It is sad to see that so many educational app makers seem compelled to offer more flash than substance. And we know that that the hyper-stimulus of electronics can impede the development of qualities such as patience, calm and persistence. These skills are absolutely necessary for genuine learning and development to take place. Have app makers thought about how these essential skills get learned?
What criteria should parents use when selecting educational apps for their children? Look beyond the arcade-style apps that allow children to rack up points. Choose apps that allow them to be active agents in the learning process, encourage quiet perseverance, and inspire. Just like the classic ‘physical world toys’ that offer open-ended play like Legos and Lincoln Logs, high quality, child-friendly apps will be the ones your child will return to again and again.
At Evergreen School, we see the great potential for technology in the classroom. Yet we are very selective about which materials, books and apps are appropriate for our older students. After all, the facts our children know may seem important, but it is their attitude about learning that will matter most in the long term.
We have a new program view book to share with prospective Montessori families at our November 16 Open House. I am so grateful for the work of Kelsey Stephens in Minnesota who designed it. She has done a remarkable job capturing the joyful energy of our school. It is such a pleasure to work with creative, talented and enthusiastic people like her. Thank you, Kelsey!
The Evergreen School Fall Open House takes place on November 16 from 9 to 11 am.
Montessori education is coming into the digital age. It has been over two and a half years since Warren Buckleitner delivered a lecture at the Strong National Museum of Play in Rochester titled What would Montessori Say About the iPad? When Old Theories of Play Meet New Media. Since then, new Montessori apps have been developed, educators have debated the proper place of technology in classrooms, and school districts have invested millions of dollars in mobile computing for classrooms.
It is no surprise that there has been a debate within the Montessori community as well. The MariaMontessori.com blog wrote, “There has been much talk recently about Montessori-inspired apps… Some Montessorians are enraged, feeling that the apps violate the very foundation of Montessori pedagogy. Others love them, and claim that if Dr. Montessori were alive today she would use an iPad in the classroom…”

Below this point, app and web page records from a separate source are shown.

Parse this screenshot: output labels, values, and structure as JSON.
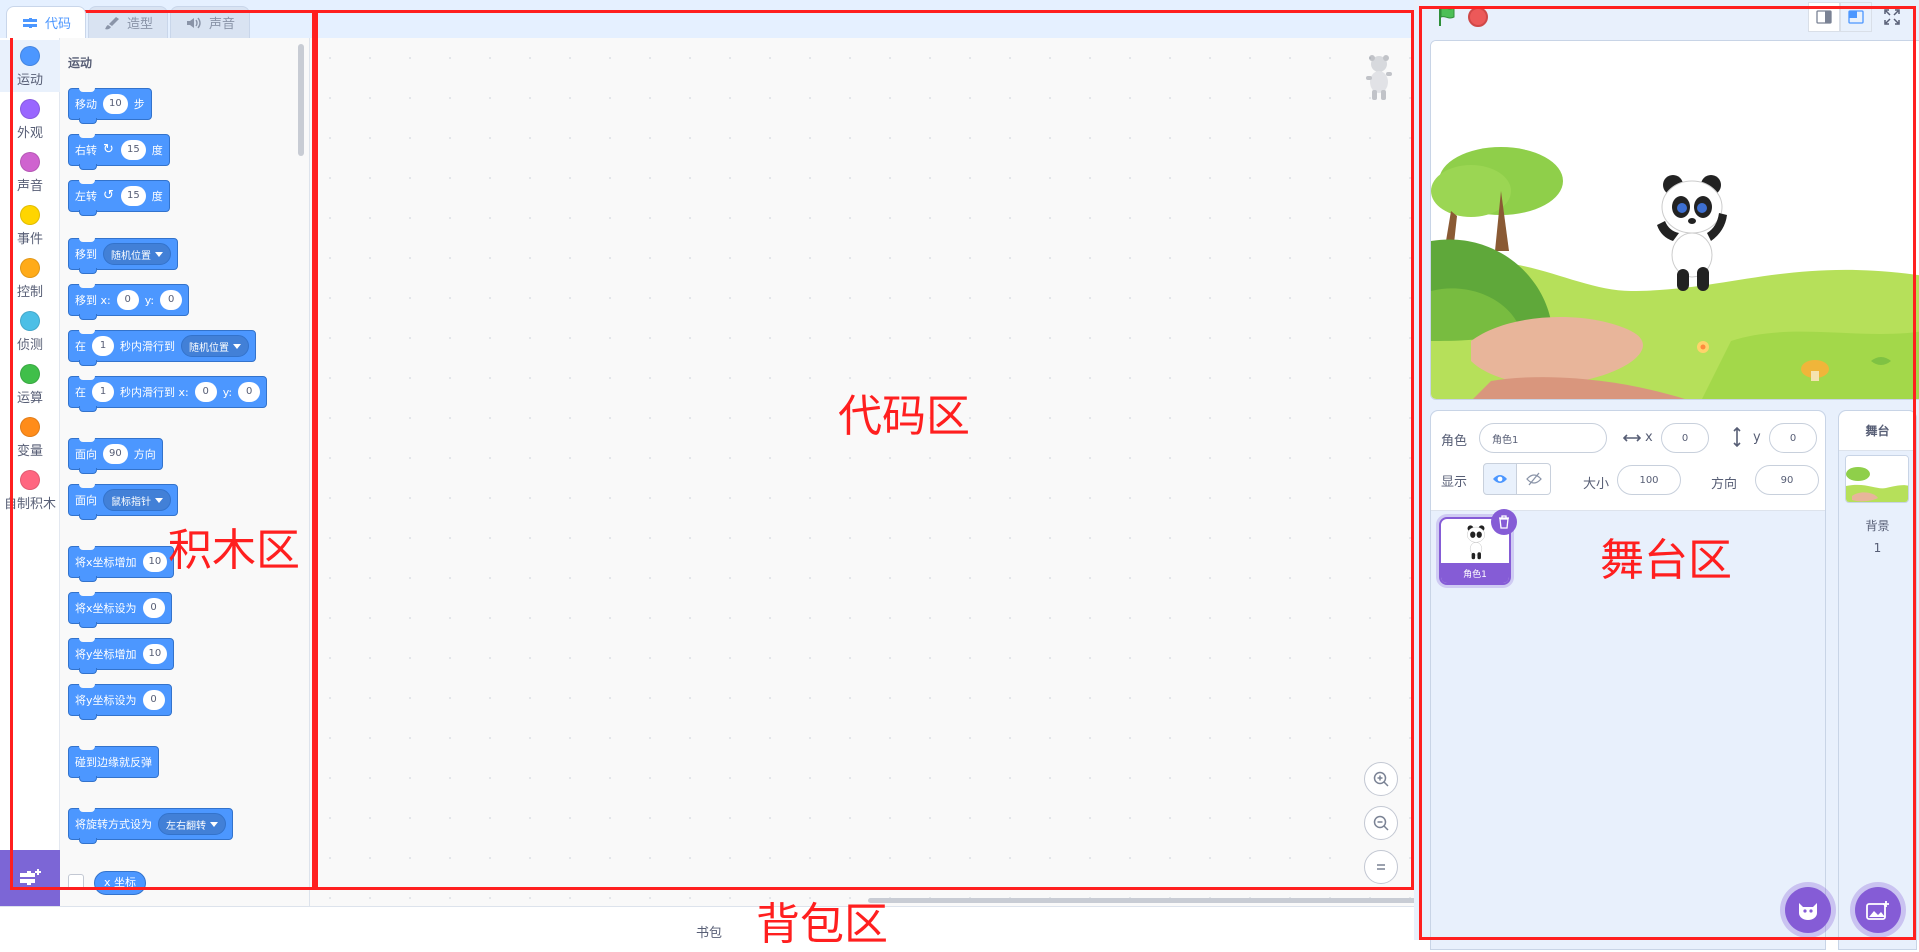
{
  "tabs": [
    {
      "label": "代码",
      "icon": "code-icon",
      "active": true
    },
    {
      "label": "造型",
      "icon": "brush-icon",
      "active": false
    },
    {
      "label": "声音",
      "icon": "speaker-icon",
      "active": false
    }
  ],
  "categories": [
    {
      "label": "运动",
      "color": "#4c97ff"
    },
    {
      "label": "外观",
      "color": "#9966ff"
    },
    {
      "label": "声音",
      "color": "#cf63cf"
    },
    {
      "label": "事件",
      "color": "#ffd500"
    },
    {
      "label": "控制",
      "color": "#ffab19"
    },
    {
      "label": "侦测",
      "color": "#4cbfe6"
    },
    {
      "label": "运算",
      "color": "#40bf4a"
    },
    {
      "label": "变量",
      "color": "#ff8c1a"
    },
    {
      "label": "自制积木",
      "color": "#ff6680"
    }
  ],
  "palette": {
    "title": "运动",
    "blocks": {
      "move": {
        "label": "移动",
        "value": "10",
        "suffix": "步"
      },
      "turn_right": {
        "label": "右转",
        "value": "15",
        "suffix": "度"
      },
      "turn_left": {
        "label": "左转",
        "value": "15",
        "suffix": "度"
      },
      "goto": {
        "label": "移到",
        "dropdown": "随机位置"
      },
      "goto_xy": {
        "label": "移到 x:",
        "x": "0",
        "ylabel": "y:",
        "y": "0"
      },
      "glide_to": {
        "label": "在",
        "secs": "1",
        "middle": "秒内滑行到",
        "dropdown": "随机位置"
      },
      "glide_xy": {
        "label": "在",
        "secs": "1",
        "middle": "秒内滑行到 x:",
        "x": "0",
        "ylabel": "y:",
        "y": "0"
      },
      "point_dir": {
        "label": "面向",
        "value": "90",
        "suffix": "方向"
      },
      "point_towards": {
        "label": "面向",
        "dropdown": "鼠标指针"
      },
      "change_x": {
        "label": "将x坐标增加",
        "value": "10"
      },
      "set_x": {
        "label": "将x坐标设为",
        "value": "0"
      },
      "change_y": {
        "label": "将y坐标增加",
        "value": "10"
      },
      "set_y": {
        "label": "将y坐标设为",
        "value": "0"
      },
      "bounce": {
        "label": "碰到边缘就反弹"
      },
      "rotation_style": {
        "label": "将旋转方式设为",
        "dropdown": "左右翻转"
      },
      "x_position": {
        "label": "x 坐标"
      }
    }
  },
  "backpack": {
    "label": "书包"
  },
  "sprite_info": {
    "sprite_label": "角色",
    "sprite_name": "角色1",
    "x_label": "x",
    "x_value": "0",
    "y_label": "y",
    "y_value": "0",
    "show_label": "显示",
    "size_label": "大小",
    "size_value": "100",
    "direction_label": "方向",
    "direction_value": "90"
  },
  "sprites": [
    {
      "name": "角色1"
    }
  ],
  "stage_panel": {
    "title": "舞台",
    "backdrop_label": "背景",
    "backdrop_count": "1"
  },
  "annotations": {
    "blocks_area": "积木区",
    "code_area": "代码区",
    "stage_area": "舞台区",
    "backpack_area": "背包区"
  },
  "colors": {
    "motion": "#4c97ff",
    "annotation": "#ff1f1f",
    "accent_purple": "#855cd6",
    "stop_red": "#ec5959",
    "flag_green": "#4cbf56"
  }
}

There is no doubt about the awesome power of technology to be a teaching aid. Have you tried Khan Academy? And there is no doubt that the hyper-stimulus of electronics can impede the development of qualities such as patience, calm and persistence. We know that children who overuse devices can lose touch with the texture of the physical world and miss opportunities to interact with people.
At Evergreen, we have been thinking a lot about the role of technology in the Elementary classroom (grades 1-3). Is it necessary? Is it dangerous? Is it helpful or is it a costly, flashy distraction? To help us answer those questions, Mrs. Hatziyannis and I have been test-driving Montessori iPad apps. She is now watching her own children (age 5 and 4) interact them. She is looking to see if they live up to the words of Trevor Eissler, author of Montessori Madness who said the Montessorium App Intro to Letters “shows how Montessori allows children to be craftsmen.”
In addition to Montessori-specific apps, Mrs. Hatziyannis will be investigating others designed for research and creativity apps for writing, art and music and speech recognition that help students turn their spoken words into type. In the end, I believe, we will find that there is potential to use iPads in our Elementary classroom– and some real pitfalls to avoid.
It is such an exciting time to be an educator. Many questions. Many opportunities.